I put a FREE sign on the fridge and stove on our lawn, and they are now gone. I wish we did that last year. I hate stuff like that hanging around. I am going to have a yard sale next month and get rid of some of the other material baggage I have. It will feel good to let that go.

Today I drove out to the farm to see my mom. I took her to my friend the potter's gallery for the Mother's Day sale. We had an ice cream at John's in Liberty and then went to pick up my plants at the green house in Montville. It's a small town, with dirt roads and a mix of old Maine people and newcomers. It's the place I was going to live, until my marriage ended. I had lots of feelings today, from guilty memories and genuine curiosity of what my life would have been like if things didn't change so rapidly.

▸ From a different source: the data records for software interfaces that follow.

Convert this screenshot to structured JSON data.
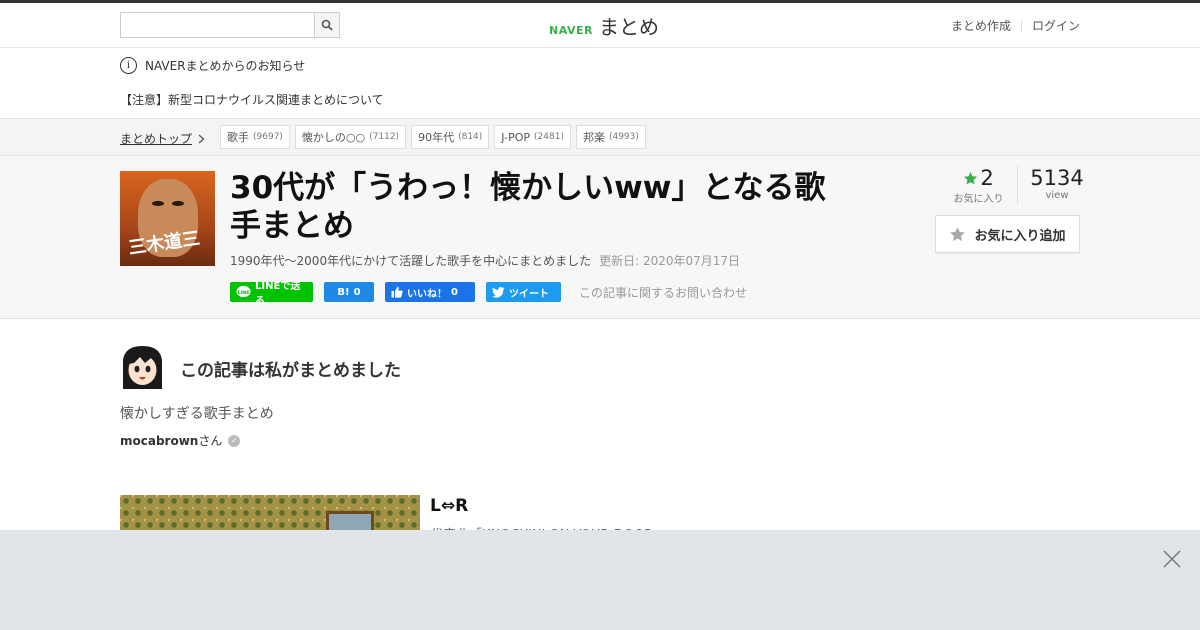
{
  "header": {
    "search_placeholder": "",
    "logo_brand": "NAVER",
    "logo_text": "まとめ",
    "links": [
      "まとめ作成",
      "ログイン"
    ]
  },
  "notice": {
    "title": "NAVERまとめからのお知らせ",
    "link": "【注意】新型コロナウイルス関連まとめについて"
  },
  "breadcrumb": {
    "top": "まとめトップ",
    "tags": [
      {
        "label": "歌手",
        "count": "(9697)"
      },
      {
        "label": "懐かしの○○",
        "count": "(7112)"
      },
      {
        "label": "90年代",
        "count": "(814)"
      },
      {
        "label": "J-POP",
        "count": "(2481)"
      },
      {
        "label": "邦楽",
        "count": "(4993)"
      }
    ]
  },
  "article": {
    "thumb_mark": "三木道三",
    "title": "30代が「うわっ！懐かしいww」となる歌手まとめ",
    "description": "1990年代～2000年代にかけて活躍した歌手を中心にまとめました",
    "updated": "更新日: 2020年07月17日",
    "favorites_count": "2",
    "favorites_label": "お気に入り",
    "views_count": "5134",
    "views_label": "view",
    "fav_button": "お気に入り追加"
  },
  "share": {
    "line": "LINEで送る",
    "hatena_label": "B!",
    "hatena_count": "0",
    "like_label": "いいね！",
    "like_count": "0",
    "tweet": "ツイート",
    "inquiry": "この記事に関するお問い合わせ"
  },
  "author": {
    "heading": "この記事は私がまとめました",
    "description": "懐かしすぎる歌手まとめ",
    "name": "mocabrown",
    "suffix": "さん"
  },
  "first_item": {
    "title": "L⇔R",
    "subtitle": "代表曲「KNOCKIN' ON YOUR DOOR"
  },
  "colors": {
    "naver_green": "#36b24a",
    "line_green": "#00c300",
    "hatena_blue": "#1e8ae6",
    "facebook_blue": "#1a73e8",
    "twitter_blue": "#1d9bf0",
    "star_green": "#36b24a"
  },
  "icons": [
    "search-icon",
    "chevron-right-icon",
    "info-icon",
    "star-icon",
    "verified-check-icon",
    "close-icon",
    "line-icon",
    "thumbs-up-icon",
    "twitter-bird-icon"
  ]
}
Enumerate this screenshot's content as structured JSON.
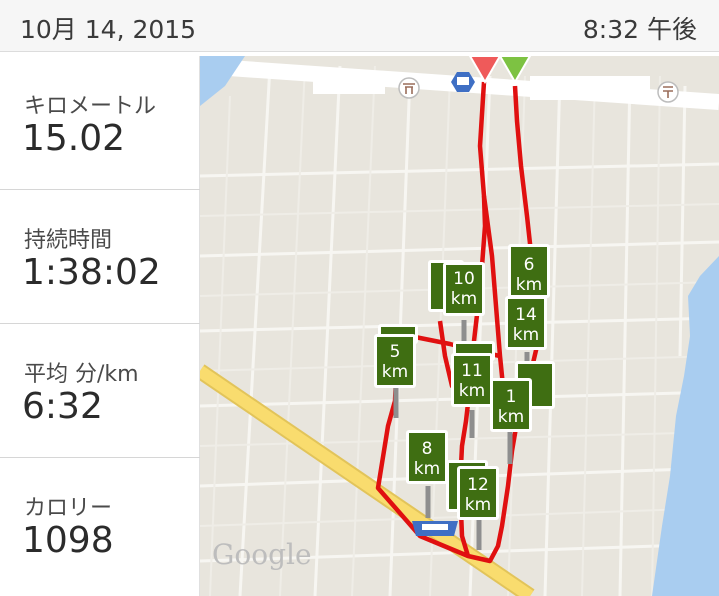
{
  "header": {
    "date": "10月 14, 2015",
    "time": "8:32 午後"
  },
  "stats": [
    {
      "label": "キロメートル",
      "value": "15.02"
    },
    {
      "label": "持続時間",
      "value": "1:38:02"
    },
    {
      "label": "平均 分/km",
      "value": "6:32"
    },
    {
      "label": "カロリー",
      "value": "1098"
    }
  ],
  "map": {
    "attribution": "Google",
    "route_color": "#e01010",
    "marker_color": "#3f6e12",
    "start_pin_color": "#7dc242",
    "end_pin_color": "#ef5a5a",
    "markers": [
      {
        "line1": "1",
        "line2": "km"
      },
      {
        "line1": "5",
        "line2": "km"
      },
      {
        "line1": "6",
        "line2": "km"
      },
      {
        "line1": "8",
        "line2": "km"
      },
      {
        "line1": "10",
        "line2": "km"
      },
      {
        "line1": "11",
        "line2": "km"
      },
      {
        "line1": "12",
        "line2": "km"
      },
      {
        "line1": "14",
        "line2": "km"
      }
    ]
  }
}
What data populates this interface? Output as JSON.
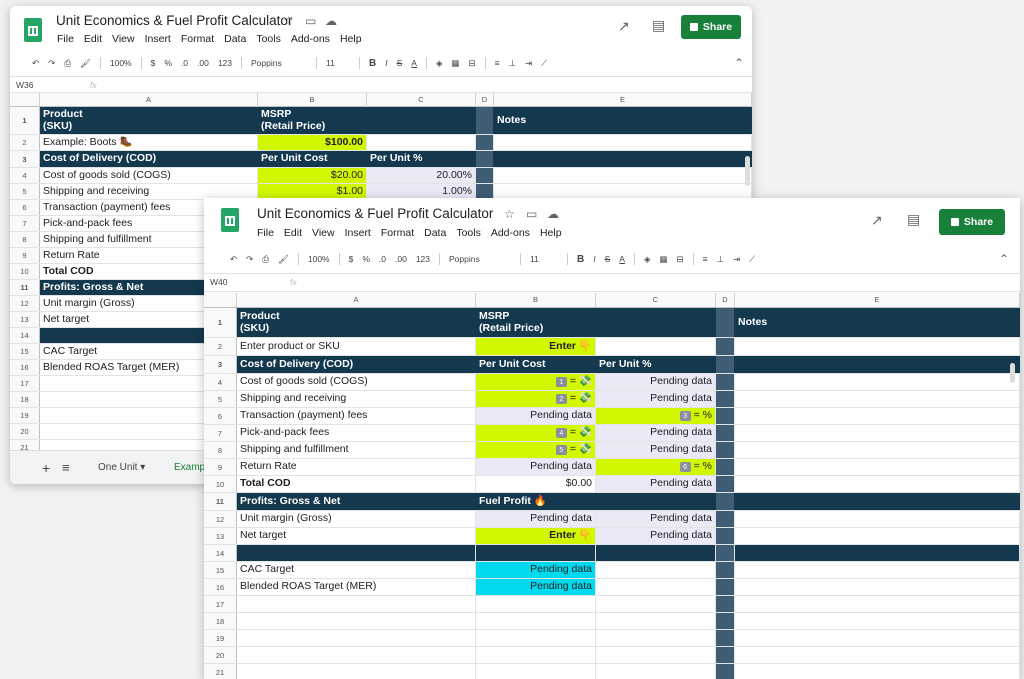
{
  "back": {
    "title": "Unit Economics & Fuel Profit Calculator",
    "menu": [
      "File",
      "Edit",
      "View",
      "Insert",
      "Format",
      "Data",
      "Tools",
      "Add-ons",
      "Help"
    ],
    "share": "Share",
    "toolbar": {
      "zoom": "100%",
      "currency": "$",
      "percent": "%",
      "dec_less": ".0",
      "dec_more": ".00",
      "format": "123",
      "font": "Poppins",
      "size": "11"
    },
    "cell_ref": "W36",
    "fx": "fx",
    "cols": [
      "A",
      "B",
      "C",
      "D",
      "E"
    ],
    "rows": [
      {
        "n": "1",
        "a": "Product\n(SKU)",
        "b": "MSRP\n(Retail Price)",
        "c": "",
        "e": "Notes"
      },
      {
        "n": "2",
        "a": "Example: Boots 🥾",
        "b": "$100.00",
        "c": "",
        "e": ""
      },
      {
        "n": "3",
        "a": "Cost of Delivery (COD)",
        "b": "Per Unit Cost",
        "c": "Per Unit %",
        "e": ""
      },
      {
        "n": "4",
        "a": "Cost of goods sold (COGS)",
        "b": "$20.00",
        "c": "20.00%",
        "e": ""
      },
      {
        "n": "5",
        "a": "Shipping and receiving",
        "b": "$1.00",
        "c": "1.00%",
        "e": ""
      },
      {
        "n": "6",
        "a": "Transaction (payment) fees",
        "b": "",
        "c": "",
        "e": ""
      },
      {
        "n": "7",
        "a": "Pick-and-pack fees",
        "b": "",
        "c": "",
        "e": ""
      },
      {
        "n": "8",
        "a": "Shipping and fulfillment",
        "b": "",
        "c": "",
        "e": ""
      },
      {
        "n": "9",
        "a": "Return Rate",
        "b": "",
        "c": "",
        "e": ""
      },
      {
        "n": "10",
        "a": "Total COD",
        "b": "",
        "c": "",
        "e": ""
      },
      {
        "n": "11",
        "a": "Profits: Gross & Net",
        "b": "",
        "c": "",
        "e": ""
      },
      {
        "n": "12",
        "a": "Unit margin (Gross)",
        "b": "",
        "c": "",
        "e": ""
      },
      {
        "n": "13",
        "a": "Net target",
        "b": "",
        "c": "",
        "e": ""
      },
      {
        "n": "14",
        "a": "",
        "b": "",
        "c": "",
        "e": ""
      },
      {
        "n": "15",
        "a": "CAC Target",
        "b": "",
        "c": "",
        "e": ""
      },
      {
        "n": "16",
        "a": "Blended ROAS Target (MER)",
        "b": "",
        "c": "",
        "e": ""
      },
      {
        "n": "17",
        "a": "",
        "b": "",
        "c": "",
        "e": ""
      },
      {
        "n": "18",
        "a": "",
        "b": "",
        "c": "",
        "e": ""
      },
      {
        "n": "19",
        "a": "",
        "b": "",
        "c": "",
        "e": ""
      },
      {
        "n": "20",
        "a": "",
        "b": "",
        "c": "",
        "e": ""
      },
      {
        "n": "21",
        "a": "",
        "b": "",
        "c": "",
        "e": ""
      }
    ],
    "tabs": {
      "add": "+",
      "list": "≡",
      "tab1": "One Unit",
      "tab2": "Examp"
    }
  },
  "front": {
    "title": "Unit Economics & Fuel Profit Calculator",
    "menu": [
      "File",
      "Edit",
      "View",
      "Insert",
      "Format",
      "Data",
      "Tools",
      "Add-ons",
      "Help"
    ],
    "share": "Share",
    "toolbar": {
      "zoom": "100%",
      "currency": "$",
      "percent": "%",
      "dec_less": ".0",
      "dec_more": ".00",
      "format": "123",
      "font": "Poppins",
      "size": "11"
    },
    "cell_ref": "W40",
    "fx": "fx",
    "cols": [
      "A",
      "B",
      "C",
      "D",
      "E"
    ],
    "rows": [
      {
        "n": "1",
        "a": "Product\n(SKU)",
        "b": "MSRP\n(Retail Price)",
        "c": "",
        "e": "Notes"
      },
      {
        "n": "2",
        "a": "Enter product or SKU",
        "b": "Enter 👇",
        "c": "",
        "e": ""
      },
      {
        "n": "3",
        "a": "Cost of Delivery (COD)",
        "b": "Per Unit Cost",
        "c": "Per Unit %",
        "e": ""
      },
      {
        "n": "4",
        "a": "Cost of goods sold (COGS)",
        "bbadge": "1",
        "b": "= 💸",
        "c": "Pending data",
        "e": ""
      },
      {
        "n": "5",
        "a": "Shipping and receiving",
        "bbadge": "2",
        "b": "= 💸",
        "c": "Pending data",
        "e": ""
      },
      {
        "n": "6",
        "a": "Transaction (payment) fees",
        "b": "Pending data",
        "cbadge": "3",
        "c": "= %",
        "e": ""
      },
      {
        "n": "7",
        "a": "Pick-and-pack fees",
        "bbadge": "4",
        "b": "= 💸",
        "c": "Pending data",
        "e": ""
      },
      {
        "n": "8",
        "a": "Shipping and fulfillment",
        "bbadge": "5",
        "b": "= 💸",
        "c": "Pending data",
        "e": ""
      },
      {
        "n": "9",
        "a": "Return Rate",
        "b": "Pending data",
        "cbadge": "6",
        "c": "= %",
        "e": ""
      },
      {
        "n": "10",
        "a": "Total COD",
        "b": "$0.00",
        "c": "Pending data",
        "e": ""
      },
      {
        "n": "11",
        "a": "Profits: Gross & Net",
        "b": "Fuel Profit 🔥",
        "c": "",
        "e": ""
      },
      {
        "n": "12",
        "a": "Unit margin (Gross)",
        "b": "Pending data",
        "c": "Pending data",
        "e": ""
      },
      {
        "n": "13",
        "a": "Net target",
        "b": "Enter 👇",
        "c": "Pending data",
        "e": ""
      },
      {
        "n": "14",
        "a": "",
        "b": "",
        "c": "",
        "e": ""
      },
      {
        "n": "15",
        "a": "CAC Target",
        "b": "Pending data",
        "c": "",
        "e": ""
      },
      {
        "n": "16",
        "a": "Blended ROAS Target (MER)",
        "b": "Pending data",
        "c": "",
        "e": ""
      },
      {
        "n": "17",
        "a": "",
        "b": "",
        "c": "",
        "e": ""
      },
      {
        "n": "18",
        "a": "",
        "b": "",
        "c": "",
        "e": ""
      },
      {
        "n": "19",
        "a": "",
        "b": "",
        "c": "",
        "e": ""
      },
      {
        "n": "20",
        "a": "",
        "b": "",
        "c": "",
        "e": ""
      },
      {
        "n": "21",
        "a": "",
        "b": "",
        "c": "",
        "e": ""
      }
    ]
  },
  "colors": {
    "header_navy": "#14394f",
    "column_d": "#3f5d74",
    "lime_input": "#d2f700",
    "cyan_output": "#00d9ee",
    "pending": "#ece9f7",
    "share_green": "#188038"
  }
}
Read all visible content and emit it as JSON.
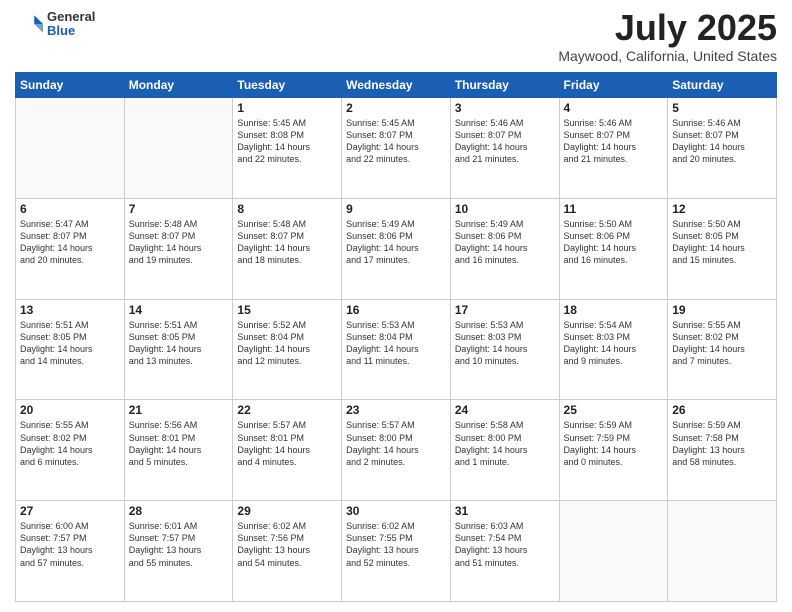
{
  "header": {
    "logo_general": "General",
    "logo_blue": "Blue",
    "month_title": "July 2025",
    "location": "Maywood, California, United States"
  },
  "days_of_week": [
    "Sunday",
    "Monday",
    "Tuesday",
    "Wednesday",
    "Thursday",
    "Friday",
    "Saturday"
  ],
  "weeks": [
    [
      {
        "day": "",
        "info": ""
      },
      {
        "day": "",
        "info": ""
      },
      {
        "day": "1",
        "info": "Sunrise: 5:45 AM\nSunset: 8:08 PM\nDaylight: 14 hours\nand 22 minutes."
      },
      {
        "day": "2",
        "info": "Sunrise: 5:45 AM\nSunset: 8:07 PM\nDaylight: 14 hours\nand 22 minutes."
      },
      {
        "day": "3",
        "info": "Sunrise: 5:46 AM\nSunset: 8:07 PM\nDaylight: 14 hours\nand 21 minutes."
      },
      {
        "day": "4",
        "info": "Sunrise: 5:46 AM\nSunset: 8:07 PM\nDaylight: 14 hours\nand 21 minutes."
      },
      {
        "day": "5",
        "info": "Sunrise: 5:46 AM\nSunset: 8:07 PM\nDaylight: 14 hours\nand 20 minutes."
      }
    ],
    [
      {
        "day": "6",
        "info": "Sunrise: 5:47 AM\nSunset: 8:07 PM\nDaylight: 14 hours\nand 20 minutes."
      },
      {
        "day": "7",
        "info": "Sunrise: 5:48 AM\nSunset: 8:07 PM\nDaylight: 14 hours\nand 19 minutes."
      },
      {
        "day": "8",
        "info": "Sunrise: 5:48 AM\nSunset: 8:07 PM\nDaylight: 14 hours\nand 18 minutes."
      },
      {
        "day": "9",
        "info": "Sunrise: 5:49 AM\nSunset: 8:06 PM\nDaylight: 14 hours\nand 17 minutes."
      },
      {
        "day": "10",
        "info": "Sunrise: 5:49 AM\nSunset: 8:06 PM\nDaylight: 14 hours\nand 16 minutes."
      },
      {
        "day": "11",
        "info": "Sunrise: 5:50 AM\nSunset: 8:06 PM\nDaylight: 14 hours\nand 16 minutes."
      },
      {
        "day": "12",
        "info": "Sunrise: 5:50 AM\nSunset: 8:05 PM\nDaylight: 14 hours\nand 15 minutes."
      }
    ],
    [
      {
        "day": "13",
        "info": "Sunrise: 5:51 AM\nSunset: 8:05 PM\nDaylight: 14 hours\nand 14 minutes."
      },
      {
        "day": "14",
        "info": "Sunrise: 5:51 AM\nSunset: 8:05 PM\nDaylight: 14 hours\nand 13 minutes."
      },
      {
        "day": "15",
        "info": "Sunrise: 5:52 AM\nSunset: 8:04 PM\nDaylight: 14 hours\nand 12 minutes."
      },
      {
        "day": "16",
        "info": "Sunrise: 5:53 AM\nSunset: 8:04 PM\nDaylight: 14 hours\nand 11 minutes."
      },
      {
        "day": "17",
        "info": "Sunrise: 5:53 AM\nSunset: 8:03 PM\nDaylight: 14 hours\nand 10 minutes."
      },
      {
        "day": "18",
        "info": "Sunrise: 5:54 AM\nSunset: 8:03 PM\nDaylight: 14 hours\nand 9 minutes."
      },
      {
        "day": "19",
        "info": "Sunrise: 5:55 AM\nSunset: 8:02 PM\nDaylight: 14 hours\nand 7 minutes."
      }
    ],
    [
      {
        "day": "20",
        "info": "Sunrise: 5:55 AM\nSunset: 8:02 PM\nDaylight: 14 hours\nand 6 minutes."
      },
      {
        "day": "21",
        "info": "Sunrise: 5:56 AM\nSunset: 8:01 PM\nDaylight: 14 hours\nand 5 minutes."
      },
      {
        "day": "22",
        "info": "Sunrise: 5:57 AM\nSunset: 8:01 PM\nDaylight: 14 hours\nand 4 minutes."
      },
      {
        "day": "23",
        "info": "Sunrise: 5:57 AM\nSunset: 8:00 PM\nDaylight: 14 hours\nand 2 minutes."
      },
      {
        "day": "24",
        "info": "Sunrise: 5:58 AM\nSunset: 8:00 PM\nDaylight: 14 hours\nand 1 minute."
      },
      {
        "day": "25",
        "info": "Sunrise: 5:59 AM\nSunset: 7:59 PM\nDaylight: 14 hours\nand 0 minutes."
      },
      {
        "day": "26",
        "info": "Sunrise: 5:59 AM\nSunset: 7:58 PM\nDaylight: 13 hours\nand 58 minutes."
      }
    ],
    [
      {
        "day": "27",
        "info": "Sunrise: 6:00 AM\nSunset: 7:57 PM\nDaylight: 13 hours\nand 57 minutes."
      },
      {
        "day": "28",
        "info": "Sunrise: 6:01 AM\nSunset: 7:57 PM\nDaylight: 13 hours\nand 55 minutes."
      },
      {
        "day": "29",
        "info": "Sunrise: 6:02 AM\nSunset: 7:56 PM\nDaylight: 13 hours\nand 54 minutes."
      },
      {
        "day": "30",
        "info": "Sunrise: 6:02 AM\nSunset: 7:55 PM\nDaylight: 13 hours\nand 52 minutes."
      },
      {
        "day": "31",
        "info": "Sunrise: 6:03 AM\nSunset: 7:54 PM\nDaylight: 13 hours\nand 51 minutes."
      },
      {
        "day": "",
        "info": ""
      },
      {
        "day": "",
        "info": ""
      }
    ]
  ]
}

I asked my mom if she minded if we drove by the house. My husband and I built the house together. We designed it, and it was built and sheetrocked and then we did the rest. I wiped down and painted every wall in that house. I worked for 5 months along side my husband, doing a lot of different stuff. I had worked years before that to make perennial beds, and lugged water there and tended my gardens. I dreamt about baking bread and making a home there, but that wasn't possible. It's the place where he chose to die, right down the street from the Keller's house, whose children I babysat in high school. Another half mile down is where Martha and her family live. She babysat me when I was a kid. Next door was Mike, and his wife and baby. They tiled and carpeted the floors while their baby lay in the stroller and teethed. I was very connected to the neighborhood in one way or another, and the town in some way. When he died, I felt so bad to bring that horrible experience to those people. I felt like I ruined it for them.

The house, it turned out, did not belong to me. It was turned over to the estate, his family. The $120,000 loan that was taken out to build the house was my responsibility, although I had nothing to show for it. I had considered moving into the house and renting a room to help pay for the mortgage, but a lawyer pointed out to me that by signing a pre-nup, I had waived my rights away. The family inherited the home, and I the debt. That's what he wanted.

I made a choice and now I have what I want- peace, independence and love.

1 comment:

Anonymous said...

I love your website. It has a lot of great pictures and is very informative.